Almost half of teenagers in the U.K. have caries, and many are afraid to smile or laugh because of the condition of their teeth, according to a newly released report on the findings of a 2013 dental health survey.
The report, which summarizes the results of the 2013 Children's Dental Health (CDH) survey, was published by the U.K.'s Health and Social Care Information Centre. The survey looked at the quality of children's dental health in England, Wales, and Northern Ireland.
The survey found that 46% of 15-year-olds and 34% of 12-year-olds had obvious decay in permanent teeth, which was down from 56% and 43%, respectively, since the survey was last conducted in 2003. In addition, 35% of 12-year-olds and 28% of 15-year-olds were embarrassed to smile or laugh because of the condition of their teeth.

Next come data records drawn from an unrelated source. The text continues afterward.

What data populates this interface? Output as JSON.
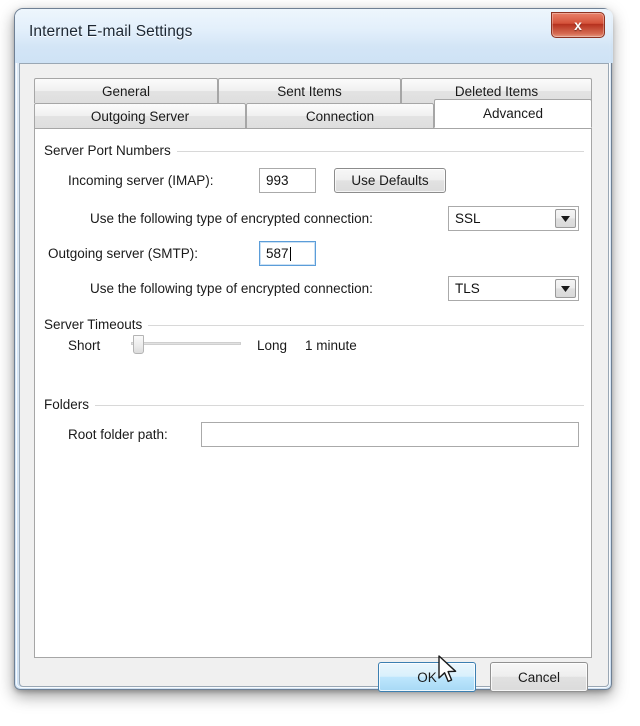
{
  "window": {
    "title": "Internet E-mail Settings",
    "close_glyph": "x",
    "close_icon_name": "close-icon"
  },
  "tabs": {
    "row1": [
      {
        "label": "General",
        "selected": false
      },
      {
        "label": "Sent Items",
        "selected": false
      },
      {
        "label": "Deleted Items",
        "selected": false
      }
    ],
    "row2": [
      {
        "label": "Outgoing Server",
        "selected": false
      },
      {
        "label": "Connection",
        "selected": false
      },
      {
        "label": "Advanced",
        "selected": true
      }
    ]
  },
  "groups": {
    "server_port_numbers": {
      "legend": "Server Port Numbers",
      "incoming_label": "Incoming server (IMAP):",
      "incoming_value": "993",
      "use_defaults_label": "Use Defaults",
      "incoming_encryption_label": "Use the following type of encrypted connection:",
      "incoming_encryption_value": "SSL",
      "outgoing_label": "Outgoing server (SMTP):",
      "outgoing_value": "587",
      "outgoing_encryption_label": "Use the following type of encrypted connection:",
      "outgoing_encryption_value": "TLS"
    },
    "server_timeouts": {
      "legend": "Server Timeouts",
      "short_label": "Short",
      "long_label": "Long",
      "value_label": "1 minute"
    },
    "folders": {
      "legend": "Folders",
      "root_folder_label": "Root folder path:",
      "root_folder_value": ""
    }
  },
  "footer": {
    "ok_label": "OK",
    "cancel_label": "Cancel"
  },
  "colors": {
    "accent": "#3c7fb1",
    "close_red": "#b5301d",
    "focus_blue": "#5b9dd9",
    "panel": "#ffffff",
    "dialog_face": "#f0f0f0"
  }
}
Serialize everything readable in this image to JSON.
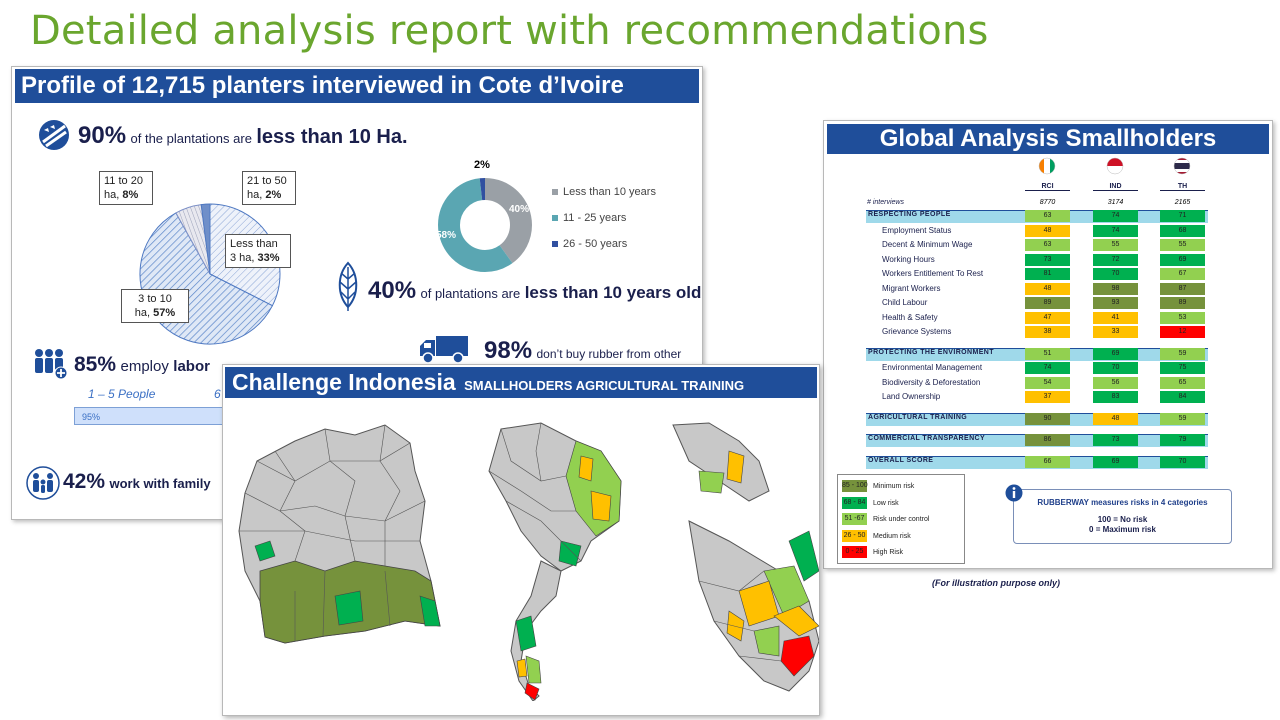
{
  "page_title": "Detailed analysis report with recommendations",
  "profile": {
    "header": "Profile of 12,715 planters interviewed in Cote d’Ivoire",
    "stat1": {
      "value": "90%",
      "text": "of the plantations are",
      "bold": "less than 10 Ha."
    },
    "pie": [
      {
        "label": "Less than 3 ha",
        "value": "33%"
      },
      {
        "label": "3 to 10 ha",
        "value": "57%"
      },
      {
        "label": "11 to 20 ha",
        "value": "8%"
      },
      {
        "label": "21 to 50 ha",
        "value": "2%"
      }
    ],
    "pie_labels": {
      "less3_line1": "Less than",
      "less3_line2": "3 ha, ",
      "less3_val": "33%",
      "t10_line1": "3 to 10",
      "t10_line2": "ha, ",
      "t10_val": "57%",
      "t20_line1": "11 to 20",
      "t20_line2": "ha, ",
      "t20_val": "8%",
      "t50_line1": "21 to 50",
      "t50_line2": "ha, ",
      "t50_val": "2%"
    },
    "donut": {
      "label_top": "2%",
      "label_left": "58%",
      "label_right": "40%",
      "legend": [
        "Less than 10 years",
        "11 - 25 years",
        "26 - 50 years"
      ]
    },
    "stat2": {
      "value": "40%",
      "text": "of plantations are",
      "bold": "less than 10 years old",
      "tail": "."
    },
    "stat3": {
      "value": "98%",
      "text": "don’t buy rubber from other"
    },
    "stat4": {
      "value": "85%",
      "text": "employ",
      "bold": "labor"
    },
    "labor_scale": {
      "left": "1 – 5 People",
      "right": "6",
      "bar_value": "95%"
    },
    "stat5": {
      "value": "42%",
      "text": "work with family"
    }
  },
  "global": {
    "header": "Global Analysis Smallholders",
    "columns": [
      "RCI",
      "IND",
      "TH"
    ],
    "interviews_label": "# interviews",
    "interviews": [
      "8770",
      "3174",
      "2165"
    ],
    "categories": [
      {
        "name": "RESPECTING PEOPLE",
        "values": [
          "63",
          "74",
          "71"
        ],
        "items": [
          {
            "name": "Employment Status",
            "values": [
              "48",
              "74",
              "68"
            ]
          },
          {
            "name": "Decent & Minimum Wage",
            "values": [
              "63",
              "55",
              "55"
            ]
          },
          {
            "name": "Working Hours",
            "values": [
              "73",
              "72",
              "69"
            ]
          },
          {
            "name": "Workers Entitlement To Rest",
            "values": [
              "81",
              "70",
              "67"
            ]
          },
          {
            "name": "Migrant Workers",
            "values": [
              "48",
              "98",
              "87"
            ]
          },
          {
            "name": "Child Labour",
            "values": [
              "89",
              "93",
              "89"
            ]
          },
          {
            "name": "Health & Safety",
            "values": [
              "47",
              "41",
              "53"
            ]
          },
          {
            "name": "Grievance Systems",
            "values": [
              "38",
              "33",
              "12"
            ]
          }
        ]
      },
      {
        "name": "PROTECTING THE ENVIRONMENT",
        "values": [
          "51",
          "69",
          "59"
        ],
        "items": [
          {
            "name": "Environmental Management",
            "values": [
              "74",
              "70",
              "75"
            ]
          },
          {
            "name": "Biodiversity & Deforestation",
            "values": [
              "54",
              "56",
              "65"
            ]
          },
          {
            "name": "Land Ownership",
            "values": [
              "37",
              "83",
              "84"
            ]
          }
        ]
      },
      {
        "name": "AGRICULTURAL TRAINING",
        "values": [
          "90",
          "48",
          "59"
        ],
        "items": []
      },
      {
        "name": "COMMERCIAL TRANSPARENCY",
        "values": [
          "86",
          "73",
          "79"
        ],
        "items": []
      },
      {
        "name": "OVERALL SCORE",
        "values": [
          "66",
          "69",
          "70"
        ],
        "items": []
      }
    ],
    "info": {
      "title": "RUBBERWAY measures risks in 4 categories",
      "line1": "100 = No risk",
      "line2": "0 = Maximum risk"
    },
    "note": "(For illustration  purpose only)"
  },
  "risk_legend": [
    {
      "range": "85 - 100",
      "label": "Minimum risk",
      "color": "#76923c"
    },
    {
      "range": "68 - 84",
      "label": "Low risk",
      "color": "#00b050"
    },
    {
      "range": "51 -67",
      "label": "Risk under control",
      "color": "#92d050"
    },
    {
      "range": "26 - 50",
      "label": "Medium risk",
      "color": "#ffc000"
    },
    {
      "range": "0 - 25",
      "label": "High Risk",
      "color": "#ff0000"
    }
  ],
  "indonesia": {
    "title": "Challenge Indonesia",
    "subtitle": "SMALLHOLDERS AGRICULTURAL TRAINING"
  }
}
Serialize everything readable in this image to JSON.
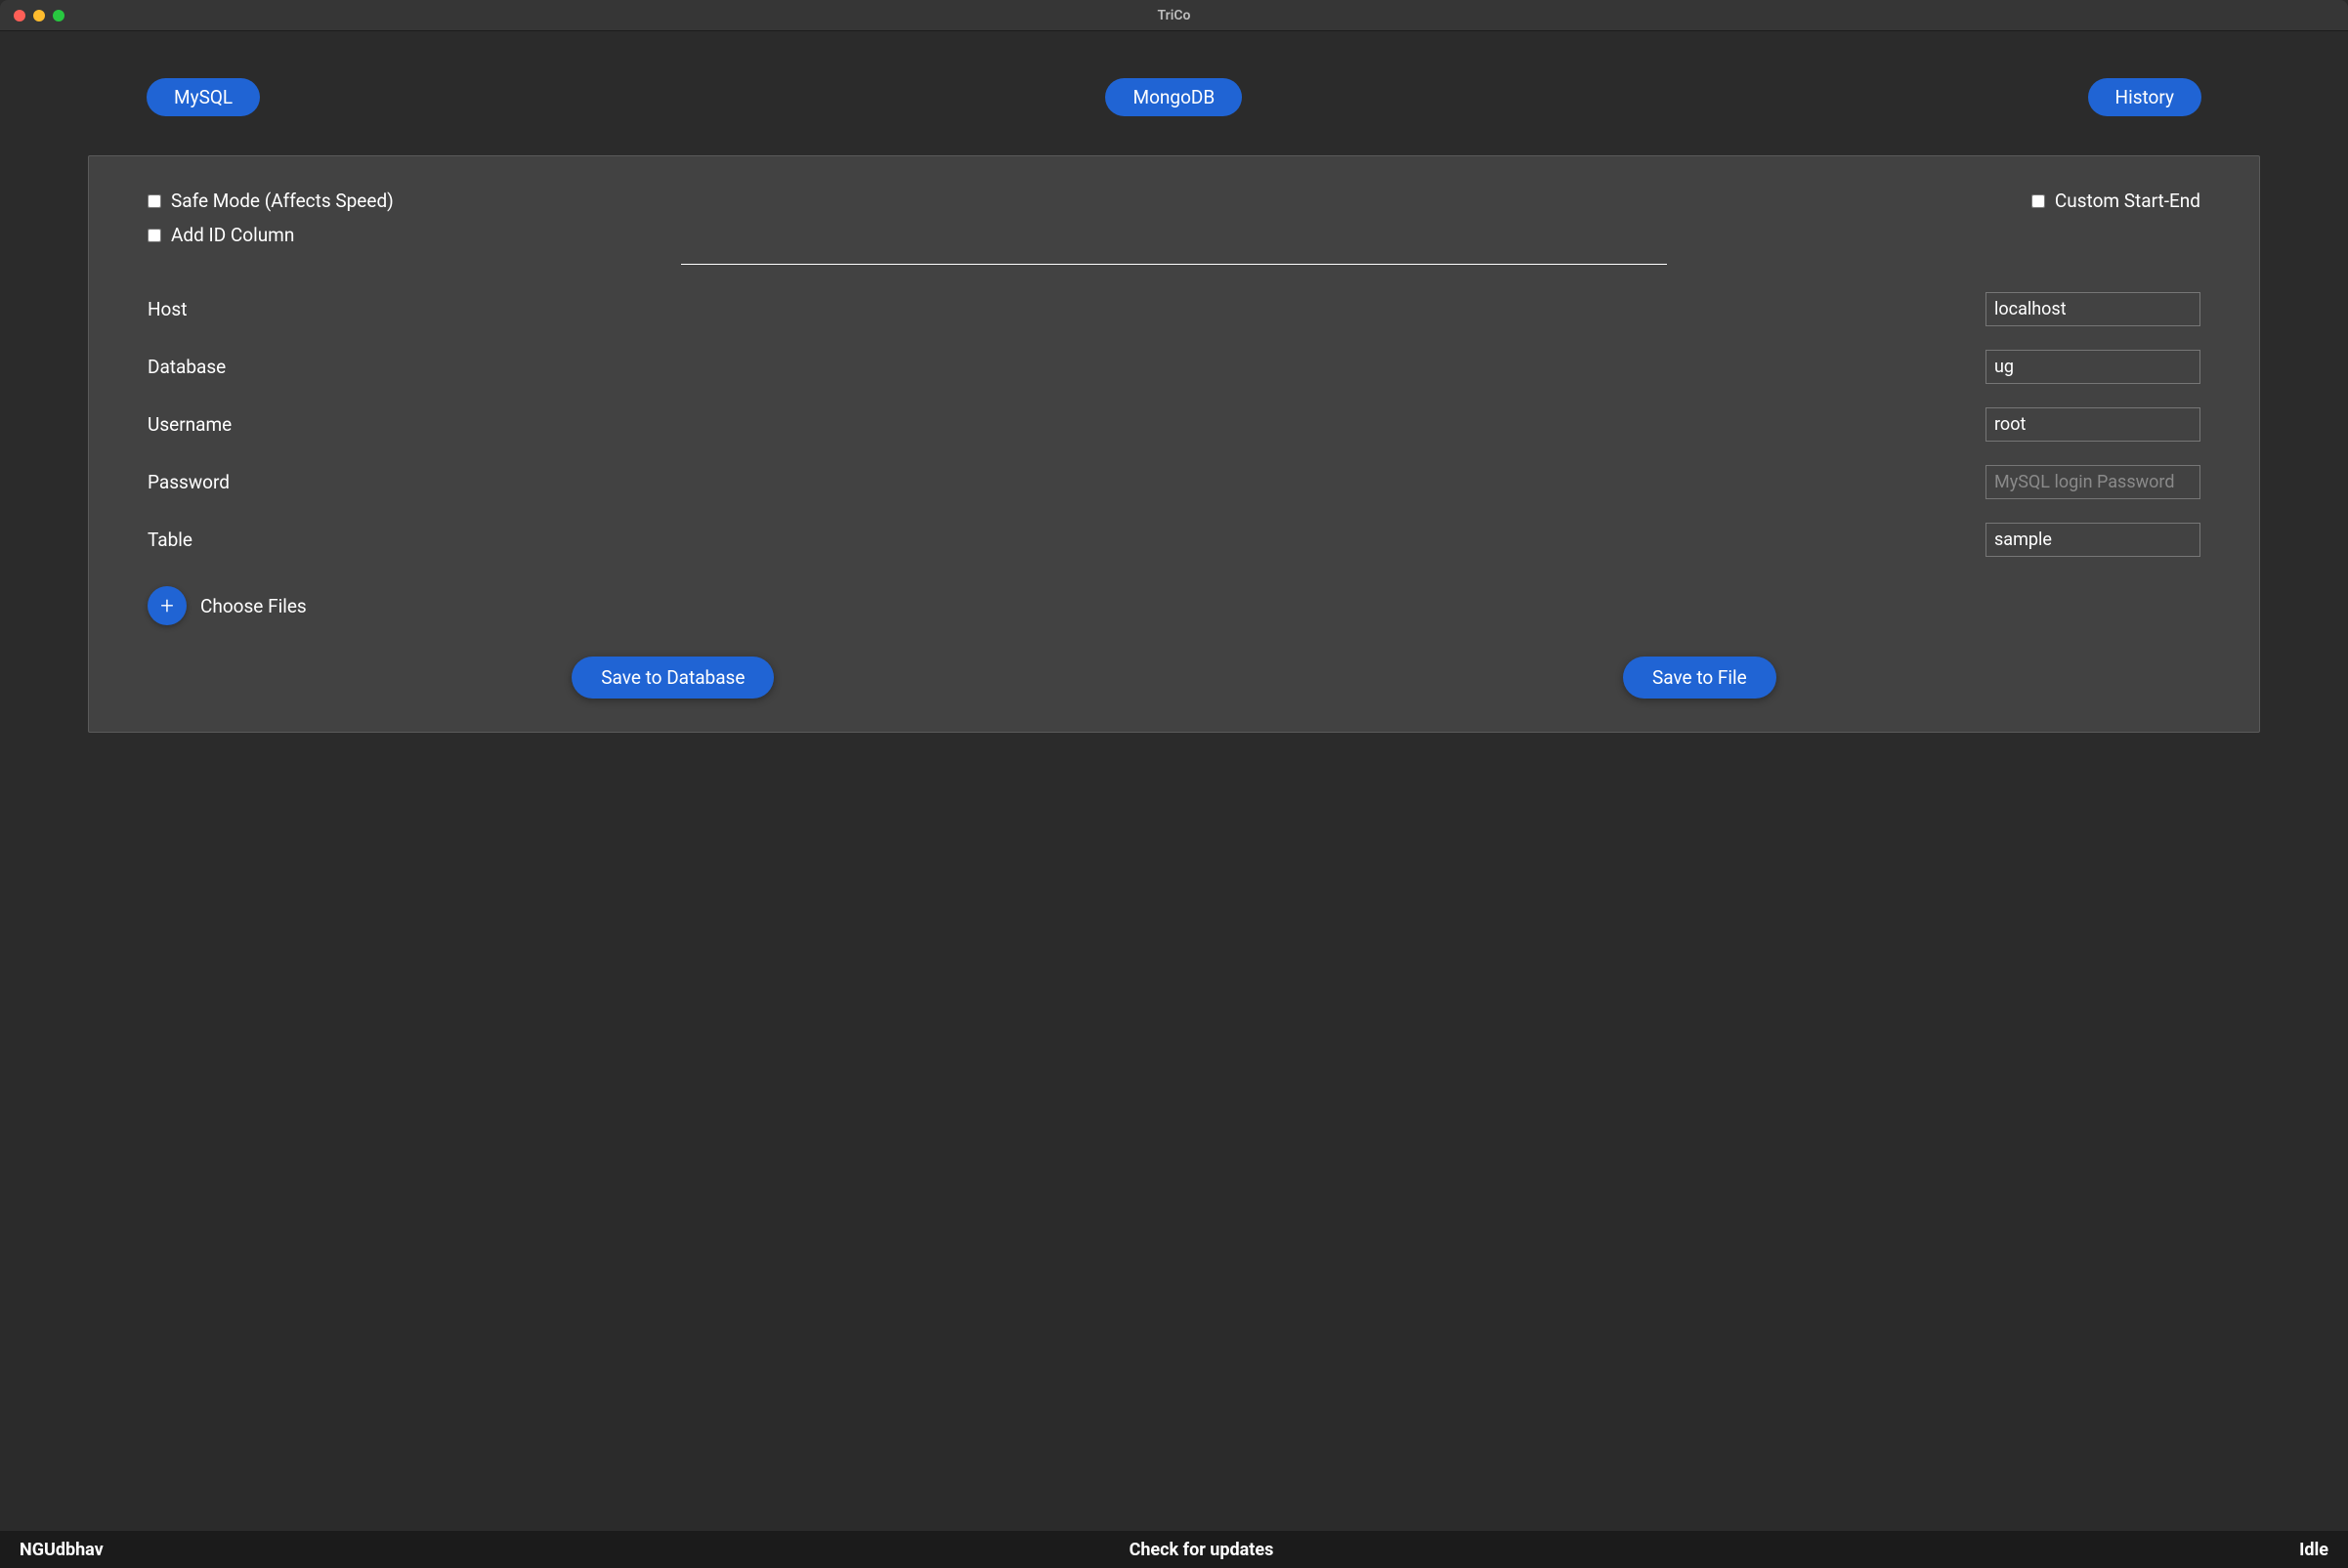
{
  "window": {
    "title": "TriCo"
  },
  "tabs": {
    "mysql": "MySQL",
    "mongodb": "MongoDB",
    "history": "History"
  },
  "checkboxes": {
    "safe_mode": "Safe Mode (Affects Speed)",
    "add_id": "Add ID Column",
    "custom_range": "Custom Start-End"
  },
  "form": {
    "host": {
      "label": "Host",
      "value": "localhost"
    },
    "database": {
      "label": "Database",
      "value": "ug"
    },
    "username": {
      "label": "Username",
      "value": "root"
    },
    "password": {
      "label": "Password",
      "value": "",
      "placeholder": "MySQL login Password"
    },
    "table": {
      "label": "Table",
      "value": "sample"
    }
  },
  "choose_files": "Choose Files",
  "actions": {
    "save_db": "Save to Database",
    "save_file": "Save to File"
  },
  "footer": {
    "left": "NGUdbhav",
    "center": "Check for updates",
    "right": "Idle"
  }
}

Other results included the following:
- 31% of 5-year-olds and 46% of 8-year-olds had obvious decay in their primary teeth.
- Children from lower-income families were more likely to have oral disease than those of the same age from less-deprived families.
- 38% of children showed no obvious decay.
- 90% of all the surveyed children visited the dentist for regular checkups.
A recent survey by the U.S. Centers for Disease Control and Prevention found that 58% of 12- to 19-year-olds had experienced caries, while 15% of this age group had untreated caries.